But I don't always do this, and yesterday afternoon on December 23, I was getting a few things for my Mom at the Bay. Her birthday is in early January so I got some stuff to give her both for Christmas and for her birthday. Without giving away what I got her, I will say that the gifts are items that will match and compliment some home decor items she bought herself earlier in the year. After I paid for everything, I had to wait for the salesperson to wrap them up to help protect them for their journey home with me. When all was said and done, there were four bags that I had to take to my car. They were a bit bulky and heavy, so I took three of the bags to the car first, leaving the last bulky bag at the sales counter. I could've taken them all but they are fragile and I didn't want to risk having them hit each other or hit obstacles en route to my car. The sales lady did offer to help me by carrying the last bag herself to the car with me, but there were other people in line and I told her that she should probably help them as I could easily make two trips. This is something I've done many times before, so I didn't think it would be a big deal.
In hindsight I should've taken her up on her offer as when I came back about ten minutes later, the last bag was gone. The salesperson asked her coworkers if anyone had accidentally taken it to the back or to the office they have access to, or even if they accidentally just put the stuff away. None of that was the case and she herself checked those areas to be sure. Ultimately it seems likely someone else in line took the package - either by accident or on purpose.

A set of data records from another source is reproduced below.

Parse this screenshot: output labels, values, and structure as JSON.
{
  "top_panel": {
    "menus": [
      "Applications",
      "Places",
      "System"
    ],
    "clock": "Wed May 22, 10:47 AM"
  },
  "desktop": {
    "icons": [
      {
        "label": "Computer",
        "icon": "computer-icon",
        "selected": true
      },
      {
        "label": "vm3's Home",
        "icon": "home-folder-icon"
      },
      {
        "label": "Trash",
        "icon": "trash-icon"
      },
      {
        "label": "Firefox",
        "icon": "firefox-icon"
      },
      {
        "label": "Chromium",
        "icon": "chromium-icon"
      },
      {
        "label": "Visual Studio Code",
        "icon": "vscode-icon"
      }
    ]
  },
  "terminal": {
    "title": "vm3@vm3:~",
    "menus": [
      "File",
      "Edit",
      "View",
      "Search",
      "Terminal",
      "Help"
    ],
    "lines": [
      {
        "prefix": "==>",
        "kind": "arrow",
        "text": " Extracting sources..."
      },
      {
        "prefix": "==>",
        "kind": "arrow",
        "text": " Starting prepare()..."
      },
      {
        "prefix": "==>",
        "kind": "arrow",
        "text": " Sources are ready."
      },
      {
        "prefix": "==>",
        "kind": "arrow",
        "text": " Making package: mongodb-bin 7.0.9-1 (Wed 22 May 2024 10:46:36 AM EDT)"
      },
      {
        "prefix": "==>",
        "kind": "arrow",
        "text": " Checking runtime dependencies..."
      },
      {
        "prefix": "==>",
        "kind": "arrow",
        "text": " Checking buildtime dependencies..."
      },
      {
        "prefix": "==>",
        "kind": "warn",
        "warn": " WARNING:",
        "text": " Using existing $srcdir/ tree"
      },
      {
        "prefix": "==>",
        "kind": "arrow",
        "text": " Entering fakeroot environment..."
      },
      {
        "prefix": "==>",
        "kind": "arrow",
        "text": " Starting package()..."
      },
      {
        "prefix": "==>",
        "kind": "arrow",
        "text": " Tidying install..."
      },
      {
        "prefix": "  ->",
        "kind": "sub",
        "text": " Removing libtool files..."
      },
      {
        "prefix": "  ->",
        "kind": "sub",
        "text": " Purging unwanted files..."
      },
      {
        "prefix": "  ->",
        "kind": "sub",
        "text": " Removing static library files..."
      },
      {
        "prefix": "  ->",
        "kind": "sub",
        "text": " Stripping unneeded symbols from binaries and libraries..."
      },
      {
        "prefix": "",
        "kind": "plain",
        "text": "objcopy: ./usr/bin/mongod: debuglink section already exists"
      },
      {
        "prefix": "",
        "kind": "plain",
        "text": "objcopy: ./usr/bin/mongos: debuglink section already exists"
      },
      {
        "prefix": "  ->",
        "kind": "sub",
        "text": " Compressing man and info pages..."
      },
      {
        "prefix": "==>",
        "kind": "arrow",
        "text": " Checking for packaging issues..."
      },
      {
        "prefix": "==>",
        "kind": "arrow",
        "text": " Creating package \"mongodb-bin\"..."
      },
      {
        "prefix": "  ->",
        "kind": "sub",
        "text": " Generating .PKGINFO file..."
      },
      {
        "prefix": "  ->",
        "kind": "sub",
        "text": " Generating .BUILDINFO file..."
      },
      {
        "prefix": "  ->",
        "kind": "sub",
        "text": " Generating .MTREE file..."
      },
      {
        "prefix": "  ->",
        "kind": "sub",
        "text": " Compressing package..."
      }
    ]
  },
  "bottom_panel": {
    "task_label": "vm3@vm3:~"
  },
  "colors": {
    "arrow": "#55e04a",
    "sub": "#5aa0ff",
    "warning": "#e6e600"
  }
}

After going back to my car and bringing what bags I did have back, we went through the receipt to find out what was missing. She checked their inventory and replaced two of the missing items and refunded me for the other four items they didn't have. So now I have an uneven amount of the items I was going to give Mom - two incomplete sets. So those will be her birthday present as I'll have to get them somewhere else. There is a small bonus in this in that it will give me time to figure out how many she has in the set of what these belong with as I made a best guess.?But it's also inconvenient as I had wanted to give these now missing items to her for Christmas and what I'll now be giving her for her Christmas are the items that I had wanted to give her for her birthday (if that makes sense). Oh well.
If someone took the bag of my stuff on purpose then that's pretty bold of them as there were security cameras and it was fairly busy. If they did it on purpose they'll find the items to be somewhat odd - they are unique and will look odd next to the other items people might have of this type. On the other hand I don't know if they will be able to return the items as they don't have a receipt - but if they do return them (say to another Bay) I'm guessing all they'd get would be store credit.
If it was an accident though and someone took it as maybe their bags were placed next to it during their purchase then hopefully they will return it. The ladies in this department did take my contact information so I could get the set I had initially purchased if this was the case and the bag gets dropped off.
Ultimately this wasn't a nightmare but it definitely was a bit of an inconvenience as it ate up a huge chunk of what little time I had left to get to the last place I wanted to go to yesterday. Certainly a first world problem.
Time for me to get some sleep now, I have to get up early and wrap some gifts and then deliver them. Then I'll be meeting my mom and will see the movie Jackie in the afternoon before going home and having a restful Christmas Eve. Happy holidays and merry Christmas to everyone who reads this, I hope you have everything you need for the holidays and get everything you want. Take care and be safe!